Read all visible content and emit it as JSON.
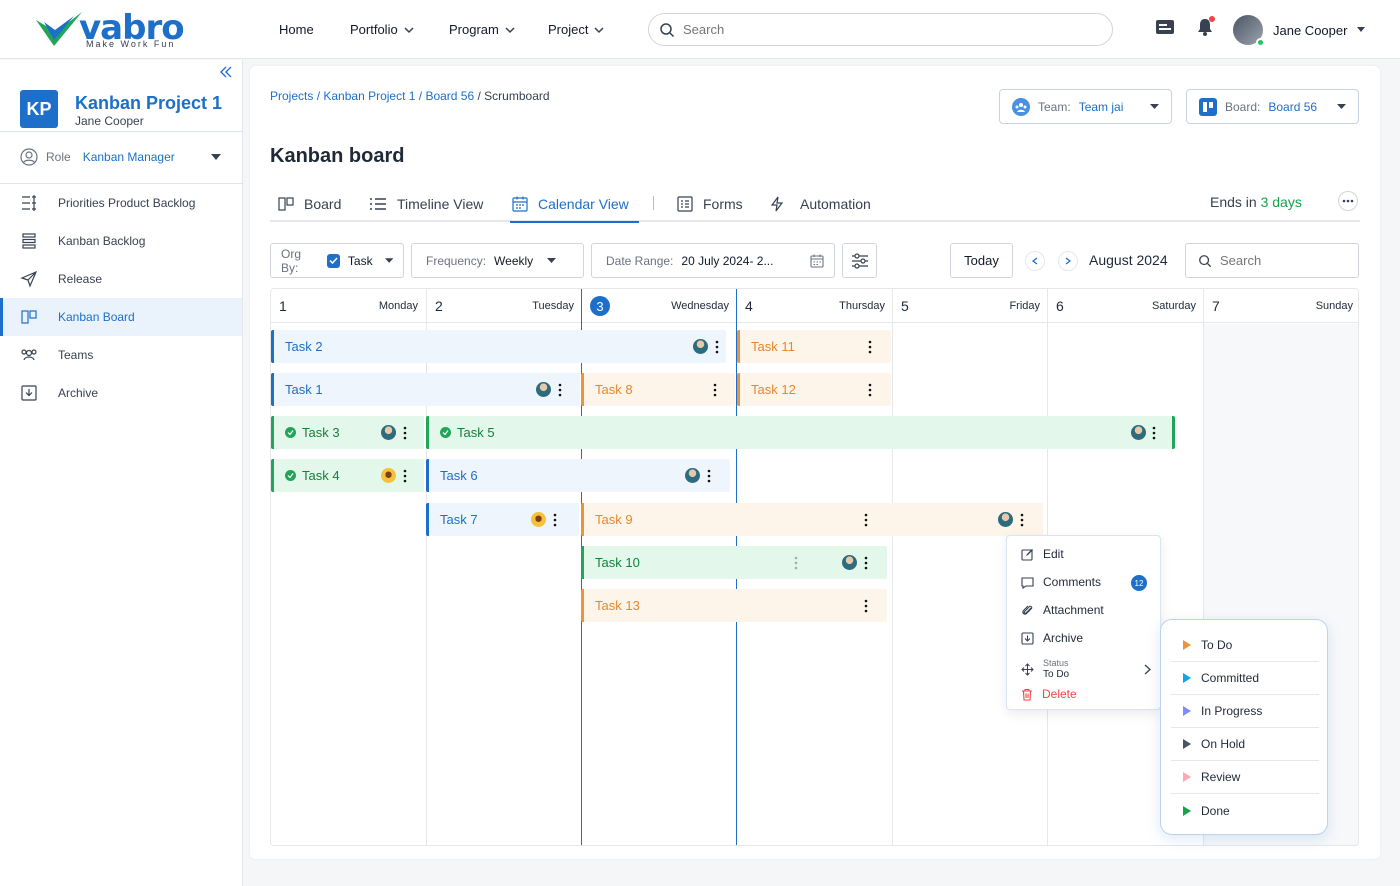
{
  "brand": {
    "name": "vabro",
    "tagline": "Make Work Fun"
  },
  "topnav": {
    "items": [
      {
        "label": "Home"
      },
      {
        "label": "Portfolio"
      },
      {
        "label": "Program"
      },
      {
        "label": "Project"
      }
    ],
    "search_placeholder": "Search",
    "user_name": "Jane Cooper"
  },
  "sidebar": {
    "badge": "KP",
    "project_title": "Kanban Project 1",
    "project_owner": "Jane Cooper",
    "role_label": "Role",
    "role_value": "Kanban Manager",
    "items": [
      {
        "label": "Priorities Product Backlog",
        "icon": "priority-list-icon"
      },
      {
        "label": "Kanban Backlog",
        "icon": "stack-icon"
      },
      {
        "label": "Release",
        "icon": "send-icon"
      },
      {
        "label": "Kanban Board",
        "icon": "board-icon"
      },
      {
        "label": "Teams",
        "icon": "team-icon"
      },
      {
        "label": "Archive",
        "icon": "archive-icon"
      }
    ],
    "active_item": "Kanban Board"
  },
  "breadcrumb": {
    "p1": "Projects",
    "p2": "Kanban Project 1",
    "p3": "Board 56",
    "current": "Scrumboard",
    "sep": " / "
  },
  "selectors": {
    "team_label": "Team:",
    "team_value": "Team jai",
    "board_label": "Board:",
    "board_value": "Board 56"
  },
  "page_title": "Kanban board",
  "tabs": [
    {
      "label": "Board"
    },
    {
      "label": "Timeline View"
    },
    {
      "label": "Calendar View"
    },
    {
      "label": "Forms"
    },
    {
      "label": "Automation"
    }
  ],
  "active_tab": "Calendar View",
  "ends": {
    "prefix": "Ends in",
    "days": "3 days"
  },
  "toolbar": {
    "org_label": "Org By:",
    "org_value": "Task",
    "freq_label": "Frequency:",
    "freq_value": "Weekly",
    "range_label": "Date Range:",
    "range_value": "20 July 2024- 2...",
    "today_label": "Today",
    "month": "August 2024",
    "search_placeholder": "Search"
  },
  "calendar": {
    "days": [
      {
        "num": "1",
        "name": "Monday"
      },
      {
        "num": "2",
        "name": "Tuesday"
      },
      {
        "num": "3",
        "name": "Wednesday",
        "today": true
      },
      {
        "num": "4",
        "name": "Thursday"
      },
      {
        "num": "5",
        "name": "Friday"
      },
      {
        "num": "6",
        "name": "Saturday"
      },
      {
        "num": "7",
        "name": "Sunday"
      }
    ],
    "tasks": [
      {
        "name": "Task  2",
        "color": "blue"
      },
      {
        "name": "Task 11",
        "color": "orange"
      },
      {
        "name": "Task 1",
        "color": "blue"
      },
      {
        "name": "Task 8",
        "color": "orange"
      },
      {
        "name": "Task 12",
        "color": "orange"
      },
      {
        "name": "Task 3",
        "color": "green"
      },
      {
        "name": "Task 5",
        "color": "green"
      },
      {
        "name": "Task 4",
        "color": "green"
      },
      {
        "name": "Task 6",
        "color": "blue"
      },
      {
        "name": "Task 7",
        "color": "blue"
      },
      {
        "name": "Task 9",
        "color": "orange"
      },
      {
        "name": "Task 10",
        "color": "green"
      },
      {
        "name": "Task 13",
        "color": "orange"
      }
    ]
  },
  "context_menu": {
    "edit": "Edit",
    "comments": "Comments",
    "comments_count": "12",
    "attachment": "Attachment",
    "archive": "Archive",
    "status_label": "Status",
    "status_value": "To Do",
    "delete": "Delete"
  },
  "status_submenu": [
    {
      "label": "To Do",
      "color": "#f0923a"
    },
    {
      "label": "Committed",
      "color": "#0ea5e9"
    },
    {
      "label": "In Progress",
      "color": "#818cf8"
    },
    {
      "label": "On Hold",
      "color": "#4b5563"
    },
    {
      "label": "Review",
      "color": "#f9a8b4"
    },
    {
      "label": "Done",
      "color": "#16a34a"
    }
  ],
  "colors": {
    "brand_blue": "#1d6fc9",
    "green": "#22a55a",
    "orange": "#f0923a"
  }
}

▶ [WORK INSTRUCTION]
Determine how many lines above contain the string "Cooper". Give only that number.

▶ [SOLUTION FOR THIS PROBLEM]
2